I've made a little discovery this weekend. One I thought I'd never really make.
I love wool. I didn't think it would fascinate me so much, but I love it. I recently purchased and read Clara Parkes's "The Knitters Book of Wool" (AKBOW) and decided to knit the patterns in it. Yes, all of them. Now, I'm only on the first one and may change my mind before I'm done in 10 years, but I really like the experimental process that this will bring to me, I'll learn about wool in a way I've never thought about before, and I'll have some great projects in the end.
First, let me tell you about Parkes's book. It's very well written, and her love of yarn is evident from the first page. Her love of WOOL, I should add. She inspired me to try out a fiber that so far I've kept to only that that feels soft and supple to my hands upon first touch.
My skin is sensitive, I've always told myself. My husband's skin is very sensitive (I do believe he has a wool allergy as he describes it as "hot" when it touches him). Because of that, I've never really given wool much thought. We also live in a warm climate and hardly need hardy coats, sweaters, hats, mittens or gloves.

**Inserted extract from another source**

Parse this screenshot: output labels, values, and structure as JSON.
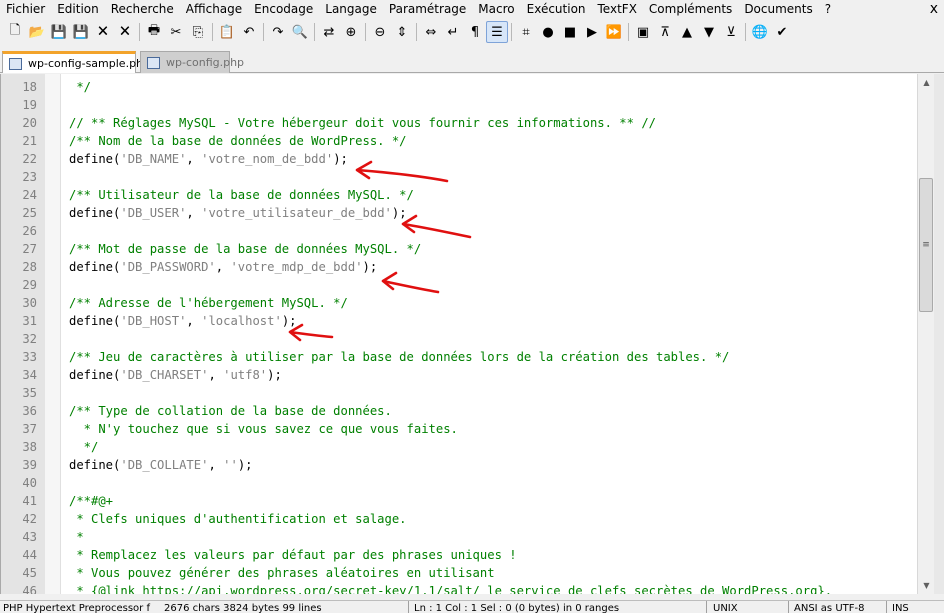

But, as I've played around with knitting these past couple of years, I've become more and more accepting of wool. Not just the superwash merino kind, but others as well. After reading AKBOW, I learned about all the different breeds, and the different qualities of their fleece, and I've become very curious. I wanted to get to know these different wools, knit with them in projects specifically designed for them, and truly appreciate small batch yarns.
So far, I've started the Hills and Valleys hat and I'm truly enjoying working on it. I'm using Rowan's Purelife British Sheep Breeds (chunky) yarn. The yarns are all undyed and showcase the wool of different British Sheep breeds. It would be tempting to try them all...but I do have to focus my knitting time as, unfortunately, it isn't unlimited. I chose Suffolk because I liked the soft grey color. I love seeing all the different fibers in this yarn. There is soft grey, white and black. I love that it smells sheepy. I am absolutely amazed at how springy and cushy the finished fabric is. Elizabeth described it as "probably being very warm" (this despite the fact that she turned her nose up at the "itch" factor).
I'm looking forward to washing this hat and seeing how it blooms. I love the stitch definition and how it feels on the needles. I'm fascinated by the structure of the fabric and am looking forward to getting it off of the needles to see how well it fits. I'm thinking it's going to my hairdresser Ernie...if he approves of slightly itchy wool. :)
Today's picture is of the hat, just started. It was knitted from the crown down: always a sketchy start but once a couple of rows in it's fine.